§ **What is expected**
Drop the images, then output the listing exactly.

##### Source material

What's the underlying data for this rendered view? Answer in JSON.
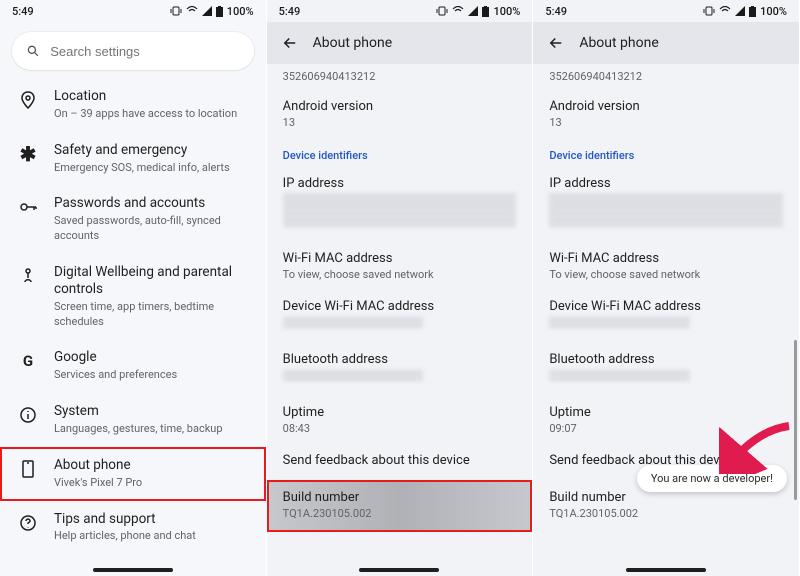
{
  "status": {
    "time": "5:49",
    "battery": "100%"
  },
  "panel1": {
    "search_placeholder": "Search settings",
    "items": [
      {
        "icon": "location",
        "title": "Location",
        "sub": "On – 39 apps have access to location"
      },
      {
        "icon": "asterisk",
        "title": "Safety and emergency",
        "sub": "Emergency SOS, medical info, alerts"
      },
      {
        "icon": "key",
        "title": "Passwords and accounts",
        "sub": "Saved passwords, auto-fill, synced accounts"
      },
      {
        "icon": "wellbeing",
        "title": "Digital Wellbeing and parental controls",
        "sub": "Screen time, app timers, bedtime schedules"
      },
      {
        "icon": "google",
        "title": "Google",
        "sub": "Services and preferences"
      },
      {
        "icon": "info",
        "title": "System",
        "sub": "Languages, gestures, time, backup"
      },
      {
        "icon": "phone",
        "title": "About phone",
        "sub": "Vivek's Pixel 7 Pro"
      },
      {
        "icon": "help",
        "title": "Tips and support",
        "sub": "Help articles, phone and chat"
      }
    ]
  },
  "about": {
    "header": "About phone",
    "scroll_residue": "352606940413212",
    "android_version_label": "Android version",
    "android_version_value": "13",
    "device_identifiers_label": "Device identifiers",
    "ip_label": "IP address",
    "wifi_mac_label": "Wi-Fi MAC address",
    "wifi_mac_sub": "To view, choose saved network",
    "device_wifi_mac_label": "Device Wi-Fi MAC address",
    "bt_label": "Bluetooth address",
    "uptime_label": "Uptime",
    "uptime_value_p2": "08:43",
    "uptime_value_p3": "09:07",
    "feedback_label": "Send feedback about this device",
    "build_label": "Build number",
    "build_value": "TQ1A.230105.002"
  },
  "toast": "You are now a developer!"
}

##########

§ **Output for this exercise**
What's the underlying data for this rendered view? Answer in JSON.
{
  "status": {
    "time": "5:49",
    "battery": "100%"
  },
  "panel1": {
    "search_placeholder": "Search settings",
    "items": [
      {
        "icon": "location",
        "title": "Location",
        "sub": "On – 39 apps have access to location"
      },
      {
        "icon": "asterisk",
        "title": "Safety and emergency",
        "sub": "Emergency SOS, medical info, alerts"
      },
      {
        "icon": "key",
        "title": "Passwords and accounts",
        "sub": "Saved passwords, auto-fill, synced accounts"
      },
      {
        "icon": "wellbeing",
        "title": "Digital Wellbeing and parental controls",
        "sub": "Screen time, app timers, bedtime schedules"
      },
      {
        "icon": "google",
        "title": "Google",
        "sub": "Services and preferences"
      },
      {
        "icon": "info",
        "title": "System",
        "sub": "Languages, gestures, time, backup"
      },
      {
        "icon": "phone",
        "title": "About phone",
        "sub": "Vivek's Pixel 7 Pro"
      },
      {
        "icon": "help",
        "title": "Tips and support",
        "sub": "Help articles, phone and chat"
      }
    ]
  },
  "about": {
    "header": "About phone",
    "scroll_residue": "352606940413212",
    "android_version_label": "Android version",
    "android_version_value": "13",
    "device_identifiers_label": "Device identifiers",
    "ip_label": "IP address",
    "wifi_mac_label": "Wi-Fi MAC address",
    "wifi_mac_sub": "To view, choose saved network",
    "device_wifi_mac_label": "Device Wi-Fi MAC address",
    "bt_label": "Bluetooth address",
    "uptime_label": "Uptime",
    "uptime_value_p2": "08:43",
    "uptime_value_p3": "09:07",
    "feedback_label": "Send feedback about this device",
    "build_label": "Build number",
    "build_value": "TQ1A.230105.002"
  },
  "toast": "You are now a developer!"
}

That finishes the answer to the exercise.